In 2018, Alexander Gelbard, M.D., an otolaryngologist at Vanderbilt University Medical Center, approached Jonathan Casey, M.D., a Vanderbilt critical care physician, to discuss laryngeal injuries he sees in patients who required prolonged endotracheal intubation.
The hallway conversation set into motion a collaborative effort to uncover the causes and scope of these injuries, and how to prevent them. “We view the world from two different perspectives as otolaryngologists and critical care physicians,” Gelbard said. “We set out to establish some clarity and common ground about the impact of intubation on the larynx.”
“We view the world from two different perspectives as otolaryngologists and critical care physicians. We set out to establish some clarity and common ground.”
“As intensivists, our focus is an acute life-threatening illness, and we do not have the opportunity to see long-term complications of tracheal intubation which present months later in the outpatient setting,” Casey said.
To investigate the association between what Casey sees in ICU and what Gelbard sees in the clinic, the team examined 100 consecutive patients who were intubated for over 12 hours. They performed laryngeal endoscopy within 36 hours post-extubation looking for two common types of intubation-related injury: mucosal ulceration or granulation tissue in the larynx that they have named acute laryngeal injury (ALgI) and unilateral vocal fold immobility (UVFI).
Post-extubation Ulceration is Widespread
In their first study, published in Critical Care Medicine, the team found that ALgI (which Gelbard equates to a pressure ulcer of the larynx) occurred with startling frequency. The team found ALgI in 57 out of the 100 patients.

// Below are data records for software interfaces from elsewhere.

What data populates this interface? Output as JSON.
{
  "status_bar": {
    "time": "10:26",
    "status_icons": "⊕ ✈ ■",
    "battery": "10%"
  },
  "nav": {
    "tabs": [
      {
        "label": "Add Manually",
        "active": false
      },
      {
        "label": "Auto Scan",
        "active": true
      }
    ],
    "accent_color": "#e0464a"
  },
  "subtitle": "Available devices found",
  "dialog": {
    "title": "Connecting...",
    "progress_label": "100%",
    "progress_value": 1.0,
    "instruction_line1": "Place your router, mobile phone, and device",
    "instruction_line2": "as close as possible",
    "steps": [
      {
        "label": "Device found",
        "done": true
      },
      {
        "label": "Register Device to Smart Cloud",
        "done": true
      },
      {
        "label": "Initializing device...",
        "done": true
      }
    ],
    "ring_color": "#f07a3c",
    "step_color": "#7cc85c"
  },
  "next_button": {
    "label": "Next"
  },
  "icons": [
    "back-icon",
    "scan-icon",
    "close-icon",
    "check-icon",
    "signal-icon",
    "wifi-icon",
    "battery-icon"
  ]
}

Ten weeks later, patients with ALgI reported worse breathing and voice outcomes than those who had not experienced a laryngeal injury.
The findings do not surprise Gelbard, whose clinical practice is focused on patients with severe scarring in the larynx and trachea. “Airway injuries have a tremendous impact on patients after critical illness. Even after they survived their life-threatening illness, they may feel like they are breathing through a small straw.” Analysis of potential risk factors suggested that diabetes mellitus, a high BMI and large endotracheal tubes (ETTs) put patients at higher risk of ulceration, supporting Gelbard’s suspicion that ALgI represents a pressure ulcer in the airway.

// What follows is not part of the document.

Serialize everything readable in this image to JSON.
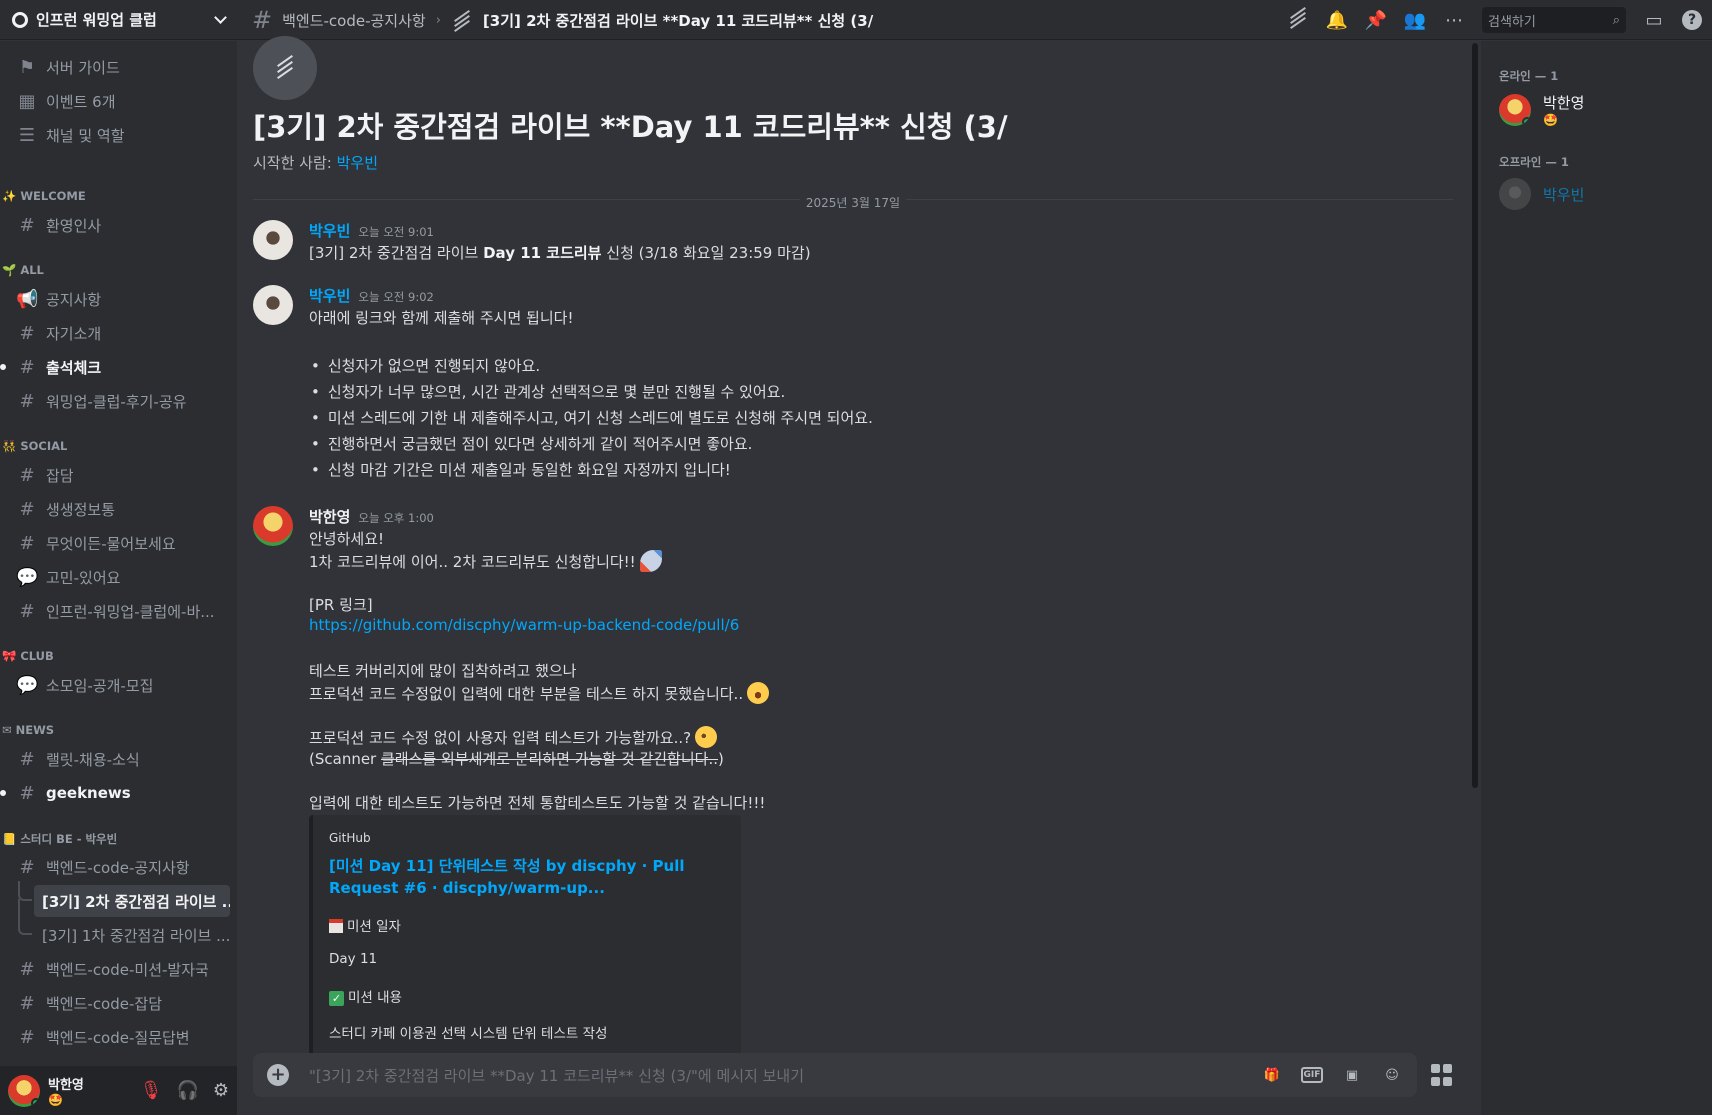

Their second study in JAMA Otolaryngology-Head and Neck Surgery revealed that seven of the 100 patients developed UVFI. Surprisingly, the patients and risk factors were completely different from those who experienced ALgI. In these seven patients, poor vascular health was the common denominator – all were hypotensive and on vasopressors while intubated. Pre-admission peripheral vascular disease or coronary artery disease were additional risk factors for developing UVFI.
Six of the seven patients had left-side paralysis, which Gelbard says may be associated with the longer course of the left recurrent laryngeal nerve, rendering it more susceptible to perfusion injury. “The evidence points to nerve ischemia as the result of poor tissue perfusion in these patients,” Gelbard says. Unlike ALgI, ETT size was not associated with UVFI.
Testing Preventive Interventions
Gelbard and Casey have devised a three-pronged approach to researching interventions to prevent vocal cord injury. In one study, Gelbard is conducting a clinical trial testing oral antibiotics and a steroid inhaler as a means of reducing the impact of ALgI.
The team is also developing a trial to test whether smaller ETTs can reduce ALgI incidence. Casey says large tubes are used because they allow easier clearance of secretions and easier access for endoscopic procedures in the lungs. “But the truth is we rarely do endoscopic procedures in these patients and smaller tubes may be sufficient for secretion clearance. We need to reassess the risk/benefit equation,” he said.
“The truth is we rarely do endoscopic prongcedures in these patients and smaller tubes may be sufficient for secretion clearance. We need to reassess the risk/benefit equation.”
Their third step will be to develop protocols for systematically identifying patients who are at high risk for injury and performing bedside examinations soon after extubation.